Could you find every line in the records below that contains the word "每行一个路径" and copy it?

Input material:
Content starts

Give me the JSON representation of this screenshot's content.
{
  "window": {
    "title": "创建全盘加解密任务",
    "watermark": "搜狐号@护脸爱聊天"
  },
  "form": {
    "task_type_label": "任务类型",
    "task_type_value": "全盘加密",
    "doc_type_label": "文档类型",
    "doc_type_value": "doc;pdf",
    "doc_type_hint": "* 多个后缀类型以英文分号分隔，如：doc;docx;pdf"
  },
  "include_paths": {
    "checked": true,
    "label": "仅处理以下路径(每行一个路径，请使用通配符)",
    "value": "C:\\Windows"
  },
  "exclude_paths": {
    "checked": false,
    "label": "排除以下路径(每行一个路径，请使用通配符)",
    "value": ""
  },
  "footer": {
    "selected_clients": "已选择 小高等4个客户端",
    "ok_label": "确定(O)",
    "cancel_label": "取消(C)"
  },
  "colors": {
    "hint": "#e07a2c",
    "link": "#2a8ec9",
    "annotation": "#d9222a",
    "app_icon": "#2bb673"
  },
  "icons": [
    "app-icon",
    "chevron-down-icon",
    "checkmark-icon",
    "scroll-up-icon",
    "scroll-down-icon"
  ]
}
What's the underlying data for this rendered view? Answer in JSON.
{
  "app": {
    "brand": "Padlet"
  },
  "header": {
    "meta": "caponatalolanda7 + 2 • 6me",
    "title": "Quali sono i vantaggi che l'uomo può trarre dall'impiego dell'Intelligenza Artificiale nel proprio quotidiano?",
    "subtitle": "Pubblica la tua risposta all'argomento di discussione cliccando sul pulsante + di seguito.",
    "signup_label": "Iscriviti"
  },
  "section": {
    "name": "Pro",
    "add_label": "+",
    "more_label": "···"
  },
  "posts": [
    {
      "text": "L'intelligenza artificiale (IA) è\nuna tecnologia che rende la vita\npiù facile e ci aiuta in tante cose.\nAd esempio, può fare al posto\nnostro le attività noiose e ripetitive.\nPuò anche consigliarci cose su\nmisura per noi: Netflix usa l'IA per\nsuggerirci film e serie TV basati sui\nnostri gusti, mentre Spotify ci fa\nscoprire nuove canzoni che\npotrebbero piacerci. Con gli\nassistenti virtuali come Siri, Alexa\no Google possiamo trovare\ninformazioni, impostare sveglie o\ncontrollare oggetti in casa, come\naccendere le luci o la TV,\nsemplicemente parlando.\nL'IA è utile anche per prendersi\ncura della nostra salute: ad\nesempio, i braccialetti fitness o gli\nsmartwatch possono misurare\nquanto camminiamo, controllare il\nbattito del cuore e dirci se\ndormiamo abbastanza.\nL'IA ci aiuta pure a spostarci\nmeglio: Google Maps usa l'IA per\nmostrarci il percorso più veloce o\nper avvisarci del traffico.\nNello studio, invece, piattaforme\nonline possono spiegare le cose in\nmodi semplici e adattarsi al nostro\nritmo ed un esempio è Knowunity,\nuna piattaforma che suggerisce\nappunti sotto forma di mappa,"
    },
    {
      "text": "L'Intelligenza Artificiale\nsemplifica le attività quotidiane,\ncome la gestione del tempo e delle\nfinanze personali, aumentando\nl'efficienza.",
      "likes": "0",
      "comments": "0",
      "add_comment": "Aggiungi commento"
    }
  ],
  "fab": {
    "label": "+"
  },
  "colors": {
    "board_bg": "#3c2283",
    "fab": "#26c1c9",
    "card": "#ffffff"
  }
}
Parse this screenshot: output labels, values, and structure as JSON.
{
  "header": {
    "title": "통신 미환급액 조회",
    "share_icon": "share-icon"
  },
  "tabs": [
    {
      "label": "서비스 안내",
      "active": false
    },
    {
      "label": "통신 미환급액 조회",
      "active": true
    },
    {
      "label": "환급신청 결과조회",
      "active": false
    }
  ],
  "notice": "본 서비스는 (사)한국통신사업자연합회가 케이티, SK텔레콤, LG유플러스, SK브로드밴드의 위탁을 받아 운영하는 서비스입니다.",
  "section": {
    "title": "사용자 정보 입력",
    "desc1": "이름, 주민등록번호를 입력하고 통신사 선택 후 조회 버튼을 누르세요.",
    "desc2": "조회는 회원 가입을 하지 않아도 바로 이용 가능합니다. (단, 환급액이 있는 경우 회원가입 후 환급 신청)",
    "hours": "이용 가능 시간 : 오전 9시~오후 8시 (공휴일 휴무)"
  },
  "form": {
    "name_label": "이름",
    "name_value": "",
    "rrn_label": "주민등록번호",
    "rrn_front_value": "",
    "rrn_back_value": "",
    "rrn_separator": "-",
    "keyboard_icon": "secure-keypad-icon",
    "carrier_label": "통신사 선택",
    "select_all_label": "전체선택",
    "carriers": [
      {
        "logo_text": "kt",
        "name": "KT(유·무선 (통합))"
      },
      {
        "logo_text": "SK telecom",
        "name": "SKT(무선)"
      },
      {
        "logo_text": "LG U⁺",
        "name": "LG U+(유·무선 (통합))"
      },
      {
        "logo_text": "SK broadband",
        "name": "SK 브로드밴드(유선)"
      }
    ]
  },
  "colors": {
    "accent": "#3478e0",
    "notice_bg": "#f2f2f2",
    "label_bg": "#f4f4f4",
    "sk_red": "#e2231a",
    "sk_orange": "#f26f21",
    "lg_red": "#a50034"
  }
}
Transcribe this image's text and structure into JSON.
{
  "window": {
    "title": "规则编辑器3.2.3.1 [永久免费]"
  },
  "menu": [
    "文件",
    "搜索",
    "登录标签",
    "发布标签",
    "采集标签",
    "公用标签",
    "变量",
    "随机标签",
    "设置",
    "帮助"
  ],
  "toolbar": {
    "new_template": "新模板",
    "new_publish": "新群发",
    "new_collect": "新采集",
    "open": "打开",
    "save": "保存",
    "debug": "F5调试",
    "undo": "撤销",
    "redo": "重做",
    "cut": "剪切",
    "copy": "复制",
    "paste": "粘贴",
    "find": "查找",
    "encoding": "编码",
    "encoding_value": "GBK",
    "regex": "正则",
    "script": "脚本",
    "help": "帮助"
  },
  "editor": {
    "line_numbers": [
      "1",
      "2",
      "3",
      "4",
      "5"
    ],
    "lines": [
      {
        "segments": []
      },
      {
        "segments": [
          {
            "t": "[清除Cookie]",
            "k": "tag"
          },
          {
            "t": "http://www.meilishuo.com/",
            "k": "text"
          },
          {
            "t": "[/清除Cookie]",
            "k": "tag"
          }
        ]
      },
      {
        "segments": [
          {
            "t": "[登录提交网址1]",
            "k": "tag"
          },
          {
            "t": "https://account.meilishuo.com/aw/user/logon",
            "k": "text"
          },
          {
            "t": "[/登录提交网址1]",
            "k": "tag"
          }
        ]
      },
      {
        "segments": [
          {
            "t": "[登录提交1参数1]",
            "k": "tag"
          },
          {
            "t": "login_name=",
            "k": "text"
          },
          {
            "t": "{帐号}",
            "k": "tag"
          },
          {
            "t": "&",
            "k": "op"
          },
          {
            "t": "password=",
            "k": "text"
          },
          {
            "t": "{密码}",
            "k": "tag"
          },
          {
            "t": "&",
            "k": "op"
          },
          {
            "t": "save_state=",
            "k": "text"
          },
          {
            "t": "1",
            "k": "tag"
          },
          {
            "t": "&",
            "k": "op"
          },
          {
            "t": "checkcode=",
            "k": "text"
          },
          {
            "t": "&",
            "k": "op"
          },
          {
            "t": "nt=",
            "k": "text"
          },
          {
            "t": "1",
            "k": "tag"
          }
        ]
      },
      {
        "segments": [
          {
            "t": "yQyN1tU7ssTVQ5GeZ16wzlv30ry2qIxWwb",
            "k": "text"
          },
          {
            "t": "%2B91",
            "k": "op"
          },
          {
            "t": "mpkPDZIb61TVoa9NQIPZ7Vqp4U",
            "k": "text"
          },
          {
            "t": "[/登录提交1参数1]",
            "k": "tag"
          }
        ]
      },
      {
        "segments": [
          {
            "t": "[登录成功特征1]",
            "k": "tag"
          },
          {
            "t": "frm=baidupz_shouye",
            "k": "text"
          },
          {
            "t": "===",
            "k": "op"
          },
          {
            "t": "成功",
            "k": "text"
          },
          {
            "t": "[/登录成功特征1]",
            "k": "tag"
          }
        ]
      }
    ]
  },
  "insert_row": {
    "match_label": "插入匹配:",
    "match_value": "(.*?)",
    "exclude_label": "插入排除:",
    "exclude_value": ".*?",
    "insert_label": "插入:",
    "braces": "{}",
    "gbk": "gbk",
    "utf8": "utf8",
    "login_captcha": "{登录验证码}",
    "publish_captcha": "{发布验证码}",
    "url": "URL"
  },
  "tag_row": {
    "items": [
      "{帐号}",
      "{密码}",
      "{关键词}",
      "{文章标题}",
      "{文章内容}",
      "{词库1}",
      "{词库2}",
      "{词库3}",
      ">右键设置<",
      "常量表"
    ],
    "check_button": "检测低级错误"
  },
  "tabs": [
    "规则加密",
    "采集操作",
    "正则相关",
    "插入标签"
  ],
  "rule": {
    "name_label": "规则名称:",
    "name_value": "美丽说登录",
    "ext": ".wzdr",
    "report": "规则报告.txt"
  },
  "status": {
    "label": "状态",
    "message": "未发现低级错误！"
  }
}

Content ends

Answer to the exercise:
    "label": "仅处理以下路径(每行一个路径，请使用通配符)",
    "label": "排除以下路径(每行一个路径，请使用通配符)",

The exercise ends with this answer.